Stored data
● ● ● ● ●

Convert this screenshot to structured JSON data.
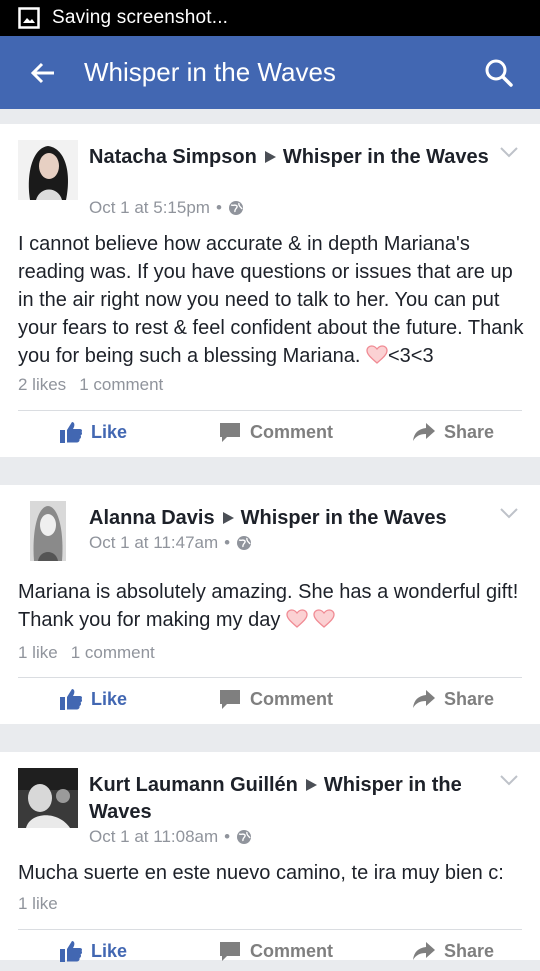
{
  "status_bar": {
    "text": "Saving screenshot..."
  },
  "app_bar": {
    "title": "Whisper in the Waves"
  },
  "actions": {
    "like": "Like",
    "comment": "Comment",
    "share": "Share"
  },
  "posts": [
    {
      "author": "Natacha Simpson",
      "target": "Whisper in the Waves",
      "time": "Oct 1 at 5:15pm",
      "text": "I cannot believe how accurate & in depth Mariana's reading was. If you have questions or issues that are up in the air right now you need to talk to her. You can put your fears to rest & feel confident about the future. Thank you for being such a blessing Mariana.",
      "text_suffix": "<3<3",
      "likes": "2 likes",
      "comments": "1 comment"
    },
    {
      "author": "Alanna Davis",
      "target": "Whisper in the Waves",
      "time": "Oct 1 at 11:47am",
      "text": "Mariana is absolutely amazing. She has a wonderful gift! Thank you for making my day",
      "likes": "1 like",
      "comments": "1 comment"
    },
    {
      "author": "Kurt Laumann Guillén",
      "target": "Whisper in the Waves",
      "time": "Oct 1 at 11:08am",
      "text": "Mucha suerte en este nuevo camino, te ira muy bien c:",
      "likes": "1 like"
    }
  ],
  "colors": {
    "brand": "#4267b2",
    "meta": "#90949c",
    "heart": "#f4a3a8"
  }
}
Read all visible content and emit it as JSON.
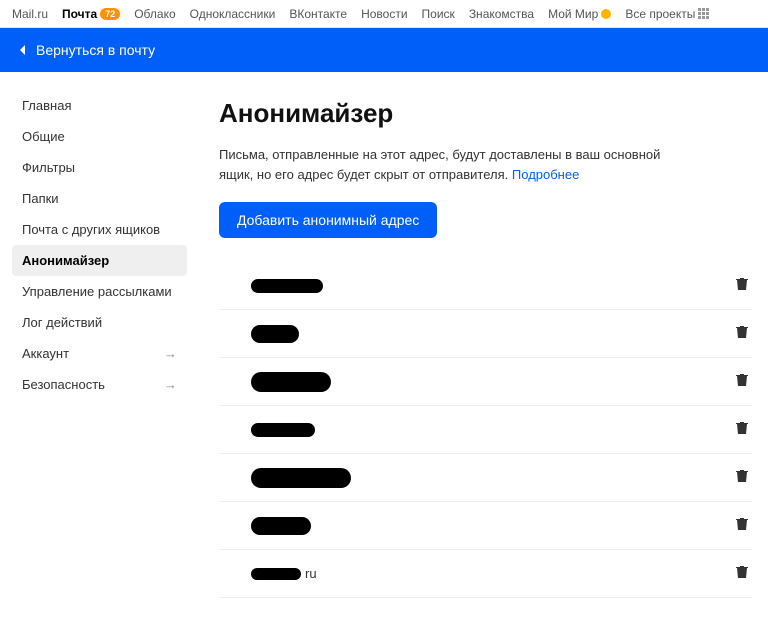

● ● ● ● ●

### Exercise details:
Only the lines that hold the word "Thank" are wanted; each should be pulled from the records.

### Response area:
      "text": "I cannot believe how accurate & in depth Mariana's reading was. If you have questions or issues that are up in the air right now you need to talk to her. You can put your fears to rest & feel confident about the future. Thank you for being such a blessing Mariana.",
      "text": "Mariana is absolutely amazing. She has a wonderful gift! Thank you for making my day",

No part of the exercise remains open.